When midday falls on Saturday, Port Fairy will join a global joining of hands aimed at fighting for a clean energy future.
Entitled ‘Hands Across the Sand’ the half-hour event is a day marked across the world aimed at highlighting the risks of deep sea oil drilling on the community.
The event is one of 16 held in Australia, with only one other held in Victoria.
Organiser Ben Druitt said the event was a way of uniting the community in the protection of the ocean.
“There is all risk and no reward for the Port Fairy community for allowing this to go ahead,” he said.
“There’s been seven councils along the southern coastline who have passed a motion to oppose deep sea oil drilling because of the risk it poses to the community.
“We’re trying to help Port Fairy council to become the first Victorian council to join that list.”
Mr Druitt said he had collected 500 signatures and would be hoping to gather more at Saturday’s event.
“It’s a critical time for our oceans and environment,” he said.
“The modelling shows if there is a spill in the Great Australian Bight, Port Fairy will be in the firing line.”
“If there’s a spill out there in the Southern Ocean it will actually wrap right around the corner of Victoria.”
“You don’t need a lot of oil to cover a lot of area,” he said.
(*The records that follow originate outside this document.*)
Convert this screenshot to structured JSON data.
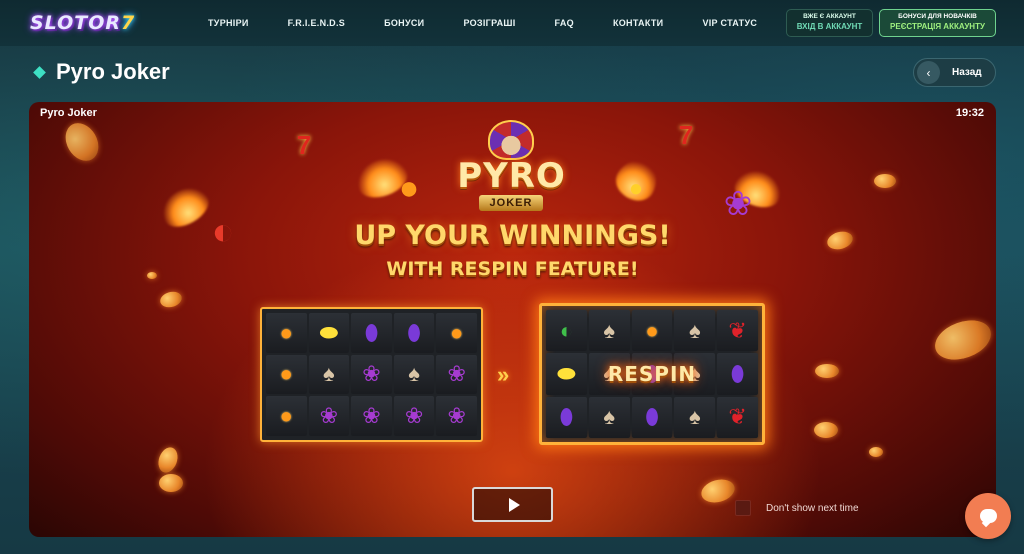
{
  "header": {
    "logo_text": "SLOTOR",
    "logo_seven": "7",
    "nav": [
      "ТУРНІРИ",
      "F.R.I.E.N.D.S",
      "БОНУСИ",
      "РОЗІГРАШІ",
      "FAQ",
      "КОНТАКТИ",
      "VIP СТАТУС"
    ],
    "login_small": "ВЖЕ Є АККАУНТ",
    "login_big": "ВХІД В АККАУНТ",
    "register_small": "БОНУСИ ДЛЯ НОВАЧКІВ",
    "register_big": "РЕЄСТРАЦІЯ АККАУНТУ"
  },
  "page": {
    "title": "Pyro Joker",
    "back_label": "Назад"
  },
  "game": {
    "frame_title": "Pyro Joker",
    "clock": "19:32",
    "logo_word": "PYRO",
    "logo_plate": "JOKER",
    "headline": "UP YOUR WINNINGS!",
    "subline": "WITH RESPIN FEATURE!",
    "respin_label": "RESPIN",
    "arrows": "»",
    "dont_show_label": "Don't show next time",
    "reels_left": [
      [
        "orange",
        "lemon",
        "plum",
        "plum",
        "orange"
      ],
      [
        "orange",
        "joker",
        "grape",
        "joker",
        "grape"
      ],
      [
        "orange",
        "grape",
        "grape",
        "grape",
        "grape"
      ]
    ],
    "reels_right": [
      [
        "melon",
        "joker",
        "orange",
        "joker",
        "cherry"
      ],
      [
        "lemon",
        "joker",
        "plum",
        "joker",
        "plum"
      ],
      [
        "plum",
        "joker",
        "plum",
        "joker",
        "cherry"
      ]
    ]
  },
  "colors": {
    "accent": "#3ee0c4",
    "chat": "#f27d52",
    "gold": "#ffd86b"
  }
}
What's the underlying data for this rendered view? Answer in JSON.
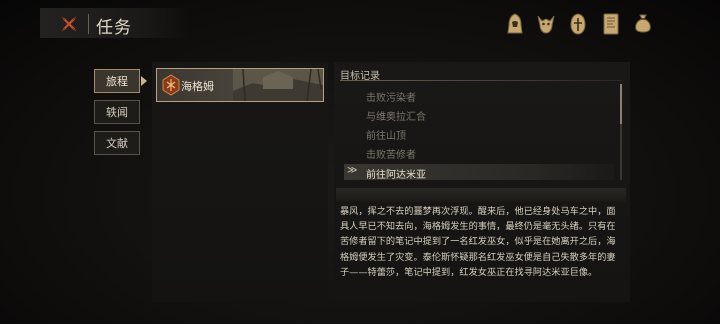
{
  "header": {
    "title": "任务",
    "close_icon": "close-x-icon"
  },
  "top_icons": [
    "hooded-figure-icon",
    "horned-mask-icon",
    "knight-helmet-icon",
    "journal-book-icon",
    "coin-pouch-icon"
  ],
  "tabs": [
    {
      "label": "旅程",
      "active": true
    },
    {
      "label": "轶闻",
      "active": false
    },
    {
      "label": "文献",
      "active": false
    }
  ],
  "quests": [
    {
      "name": "海格姆",
      "selected": true
    }
  ],
  "objectives": {
    "header": "目标记录",
    "completed": [
      "击败污染者",
      "与维奥拉汇合",
      "前往山顶",
      "击败苦修者"
    ],
    "current_marker": "≫",
    "current": "前往阿达米亚"
  },
  "description": "暴风，挥之不去的噩梦再次浮现。醒来后，他已经身处马车之中，面具人早已不知去向，海格姆发生的事情，最终仍是毫无头绪。只有在苦修者留下的笔记中提到了一名红发巫女，似乎是在她离开之后，海格姆便发生了灾变。泰伦斯怀疑那名红发巫女便是自己失散多年的妻子——特蕾莎，笔记中提到，红发女巫正在找寻阿达米亚巨像。",
  "colors": {
    "accent_gold": "#b6a27c",
    "close_red": "#c8502c"
  }
}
“Given the conditions out there, the wildest ocean on the planet, in terms of wave energy, it’s not easily controllable.
“There are so many reasons why it’s a bad idea.”
The beach event will be followed by a free screening of Never Town at Port Fairy’s Reardon Theatre.
Mr Druitt said he hoped to fill the cinema with surfers and ocean-lovers in the ‘Fight for the Bight’ event.
The film described as ‘part-surf film, part-conservation film, features scenery from Australia’s wildest coastlines and talks with conservationists fighting to keep them wild.
Filmed along the Southern Ocean coasts of Australia, it focuses on surfer and what they are willing to do to save the ocean.
Never Town spans Australia’s coastline from South Australia to Victoria and Tasmania.
It features the surfing of Dave Rastovich, Dan Ross, Belinda Baggs and Heath Joske, together with conversations with coastal activists against deep-water oil drilling and industrial fish farms.
The film is accompanied by a distinctly Australian soundtrack including Midnight Oil, Yirrnga Yunupingu, Ziggy Alberts and Bad Dreems.
‘Never Town’ is screening at 7pm on Saturday at Port Fairy’s Reardon Theatre on Bank Street.